Written by: Tom Jager
Without a doubt, employee learning and professional development are a critical part of a business strategy. The short shelf life of skills and a super competitive labor market make finding qualified candidates extremely easy and create significant skill shortages that companies have to deal with quickly and effectively to remain competitive.
To stay ahead of the curve, businesses try to hold on onto their best talent and encourage them to learn new skills to close the skill gap and make them feel valued. To achieve that, organizational leaders often create learning opportunities for employees and encourage them to expand their skill set.
Source: LinkedInAccording to LinkedIn’s Workplace Learning & Development report 2018, the most important areas of focus for talent development are diverse and include the following.
As you can see in the image, organizations prioritize the immediate employee development needs, but executives are asking to do more, including increasing the focus on determining industry trends to prevent internal skill gaps.
If you have the same goal of encouraging your employees to learn new skills, closing an internal skill gap, and improving the overall performance of your business, here are some valuable tips for you.
1 Set up a Personalized Employee Training Program
One of the best ways to ensure consistent learning and availability of learning resources such as video tutorials and research papers is to formalize it. Here are the steps that you’ll need to take to make it happen:
- Identify the skill gap and needs of your organization. For example, your hiring managers may need better employee assessment skills
- Set goals. What resources and teaching approach you’ll use to train your employees?
- Collect employee feedback. Raise awareness of the program among employees and ask them what they would like to see in the curriculum and what teaching methods they prefer
- Measure the results of the program using employee feedback and performance.
2 Offer Rewards for Learning and Training
Leaders play a critical role in providing motivation for employees to learn new skills, but encouragement alone is often insufficient to achieve the desired outcome. That’s where rewards come in. An organizational incentive system that provides rewards and recognition to employees who accomplish learning goals is a great tool to increase their motivation to learn, so here are some things to keep in mind to do it right:
- Don’t offer financial rewards. According to this compilation of stats from Strategic Incentives, 65 percent of employees strongly agree that such rewards as merchandise or travel are remembered longer than cash payments.

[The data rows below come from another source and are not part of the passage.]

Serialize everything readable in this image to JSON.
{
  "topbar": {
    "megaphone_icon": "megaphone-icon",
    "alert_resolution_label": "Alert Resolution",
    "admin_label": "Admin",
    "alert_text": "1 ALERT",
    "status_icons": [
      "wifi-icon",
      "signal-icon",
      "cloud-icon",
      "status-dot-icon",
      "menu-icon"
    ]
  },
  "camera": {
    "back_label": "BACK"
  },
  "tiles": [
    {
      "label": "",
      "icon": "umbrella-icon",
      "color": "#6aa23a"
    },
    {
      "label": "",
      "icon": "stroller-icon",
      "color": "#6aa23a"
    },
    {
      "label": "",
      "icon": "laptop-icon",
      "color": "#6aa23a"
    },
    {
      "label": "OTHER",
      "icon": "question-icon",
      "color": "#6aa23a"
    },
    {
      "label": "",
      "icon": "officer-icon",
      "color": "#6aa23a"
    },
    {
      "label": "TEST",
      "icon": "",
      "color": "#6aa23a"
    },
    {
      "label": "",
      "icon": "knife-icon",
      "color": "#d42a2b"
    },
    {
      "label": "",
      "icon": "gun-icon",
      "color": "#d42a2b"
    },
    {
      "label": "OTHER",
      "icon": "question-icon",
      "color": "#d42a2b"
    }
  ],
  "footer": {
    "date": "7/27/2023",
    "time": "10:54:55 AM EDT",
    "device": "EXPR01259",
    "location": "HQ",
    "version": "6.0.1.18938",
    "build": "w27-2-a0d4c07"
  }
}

- Go for rewards such as office perks, free launches, best parking spots, sporting event tickets, wine tasting tours, spa days, days off, work-from-home days, tech accessories, free Uber rides, and so on.
Here are more ideas directly from the target audience: 2017 Employee Benefits study from Fractl identified the following benefits that job seekers value when choosing between a high-paying and a lower-paying job.
3 Involve Employees in Decision Making
Doing so can be beneficial for encouraging your employees to learn because they’ll realize that they can put a new knowledge to a good use and assist you with directing the company (that’s a pretty amazing feeling). So, you should make it clear that your employees are a good source of ideas for improving the company.
Here are ideas for you to collect employee’s ideas and demonstrate that you value their feedback:
- Seek their opinion in making decisions that impact your department or team
- Allow them to make decisions related to their or their team’s work
- Put their ideas and suggestion to use
- Ask them for ideas and propositions on planning, issue resolution, project completion and other areas.
4 Align Interests
To let your employees know that learning or training is valuable to both the company and them as professionals, clearly describe how their career will benefit from it. Every new skill they learn opens up a new opportunity (e.g. progression within your company or better pay) and improves their position in the labor market, so you should emphasize that.
By doing so, you’ll also let them know that you’re taking their career progression into account, which is something they’ll appreciate because not so many employers do that. For example, the 2017 State of the American Workplace report from Gallup found that only 20 percent of employees “strongly agree” they have had a conversation with their manager in the last 6 months about the improvement of their career.
5 Offer Personalized Feedback
Every employee participating in training should be offered personalized feedback. Annual or even monthly performance reviews aren’t enough because they often fail to offer any significant value for employees and their careers.
The aforementioned State of the American Workplace report also found that only 23 percent of employees “strongly agree” that their manager provides meaningful feedback to them. This personalized feedback is extremely important because employees who receive it are 3.5 times more engaged than others.
So, make the feedback on learning personalized by taking into account the employee’s unique expertise, aspirations, professional developmental needs, and experiences.
Learning in the workplace can be highly beneficial to both employees and companies, so encouraging workers to learn is something that every business has to do properly to be successful. Not only professional learning provided to employees can help to close an internal skill gap and reduce recruitment costs, but it also can increase employee retention and improve your company’s image as an excellent employer.